The couple of references to Henry playing Humbert Humbert to Clare’s Lolita is perhaps one of the things that caught my attention more than the other literary references: is it wrong that Henry loves Clare both at thirteen and thirty? In my view, I don’t see it as the same relationship as Lolita had with her guardian – I see Henry as more of a guardian angel, knowing he is acting on behalf of the woman he will love entirely by issuing a protective love to her younger self. The gun incident shows this perfectly, as while Henry knows there are limits to his aiding Clare, he cannot let her go undefended, and his return to the present-day Clare shows the difference between him loving the young Clare by his image, and him loving the older Clare emotionally when he kisses the cigarette burn scar. What I mean to say is, that the love for the younger Clare is based around Henry fulfilling a knight-in-shining-armour role, whereas in his present, Henry has to substantiate this image. The borderline of this is seen when he kisses a sixteen-year-old Clare in anger and she proclaims that it ‘wasn’t very nice’, showing that the physical cannot exist happily without the emotional side.

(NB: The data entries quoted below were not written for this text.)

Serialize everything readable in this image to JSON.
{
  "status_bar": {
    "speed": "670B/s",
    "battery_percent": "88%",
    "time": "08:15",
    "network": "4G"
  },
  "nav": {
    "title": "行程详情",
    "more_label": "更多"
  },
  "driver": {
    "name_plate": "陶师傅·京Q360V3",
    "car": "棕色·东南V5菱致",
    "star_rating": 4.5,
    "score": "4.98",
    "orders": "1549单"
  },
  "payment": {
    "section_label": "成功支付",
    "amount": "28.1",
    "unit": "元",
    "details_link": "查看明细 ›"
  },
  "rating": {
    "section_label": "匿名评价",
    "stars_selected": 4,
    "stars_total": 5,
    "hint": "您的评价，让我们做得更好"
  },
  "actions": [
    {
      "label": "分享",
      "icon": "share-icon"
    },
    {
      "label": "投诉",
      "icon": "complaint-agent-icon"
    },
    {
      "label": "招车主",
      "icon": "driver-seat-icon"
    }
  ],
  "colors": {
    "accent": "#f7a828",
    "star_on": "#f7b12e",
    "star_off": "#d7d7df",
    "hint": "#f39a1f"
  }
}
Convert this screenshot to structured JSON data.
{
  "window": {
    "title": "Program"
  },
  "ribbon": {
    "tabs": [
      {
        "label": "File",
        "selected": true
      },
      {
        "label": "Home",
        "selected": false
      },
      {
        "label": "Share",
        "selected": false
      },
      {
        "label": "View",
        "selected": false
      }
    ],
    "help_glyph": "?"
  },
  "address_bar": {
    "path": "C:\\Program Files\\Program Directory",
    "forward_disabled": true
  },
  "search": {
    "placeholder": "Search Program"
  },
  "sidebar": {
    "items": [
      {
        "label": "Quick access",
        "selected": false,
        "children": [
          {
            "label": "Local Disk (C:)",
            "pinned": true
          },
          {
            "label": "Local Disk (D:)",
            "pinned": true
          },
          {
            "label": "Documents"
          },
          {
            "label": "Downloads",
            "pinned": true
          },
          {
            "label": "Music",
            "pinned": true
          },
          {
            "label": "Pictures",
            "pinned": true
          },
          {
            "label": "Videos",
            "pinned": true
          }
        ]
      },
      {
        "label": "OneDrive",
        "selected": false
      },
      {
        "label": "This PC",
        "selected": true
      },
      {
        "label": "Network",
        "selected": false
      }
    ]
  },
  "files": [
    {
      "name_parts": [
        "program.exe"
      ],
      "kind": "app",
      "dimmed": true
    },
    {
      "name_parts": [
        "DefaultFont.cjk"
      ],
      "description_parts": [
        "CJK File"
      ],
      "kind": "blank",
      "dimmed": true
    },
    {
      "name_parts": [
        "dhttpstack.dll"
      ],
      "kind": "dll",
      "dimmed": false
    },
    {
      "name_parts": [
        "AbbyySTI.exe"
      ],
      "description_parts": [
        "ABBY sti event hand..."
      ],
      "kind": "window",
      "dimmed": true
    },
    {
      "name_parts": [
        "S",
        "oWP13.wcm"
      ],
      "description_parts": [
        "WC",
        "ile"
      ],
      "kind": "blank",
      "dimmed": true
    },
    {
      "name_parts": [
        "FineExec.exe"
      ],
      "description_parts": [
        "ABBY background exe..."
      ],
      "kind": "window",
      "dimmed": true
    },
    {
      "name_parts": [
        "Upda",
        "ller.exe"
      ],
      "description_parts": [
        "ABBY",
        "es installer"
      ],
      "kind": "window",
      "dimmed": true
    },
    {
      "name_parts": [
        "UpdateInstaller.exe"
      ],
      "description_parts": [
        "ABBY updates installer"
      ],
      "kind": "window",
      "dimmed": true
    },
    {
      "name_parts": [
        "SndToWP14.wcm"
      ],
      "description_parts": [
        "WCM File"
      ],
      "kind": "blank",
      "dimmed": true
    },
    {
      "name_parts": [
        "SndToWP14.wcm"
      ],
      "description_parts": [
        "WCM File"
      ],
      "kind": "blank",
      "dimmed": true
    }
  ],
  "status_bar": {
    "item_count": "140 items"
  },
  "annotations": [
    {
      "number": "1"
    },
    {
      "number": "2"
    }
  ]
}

Audrey Niffenegger has achieved a rare thing, in creating a premier novel that can capture both hearts and minds without being overbearing or underwhelming. Whilst ‘The Time Traveller’s Wife’ is tragic, it is also softly beautiful, and this combination enables it to show both the whole image, as well as highlighting realistically the many compartments that create this whole, in turn causing the novel to be a timeless classic.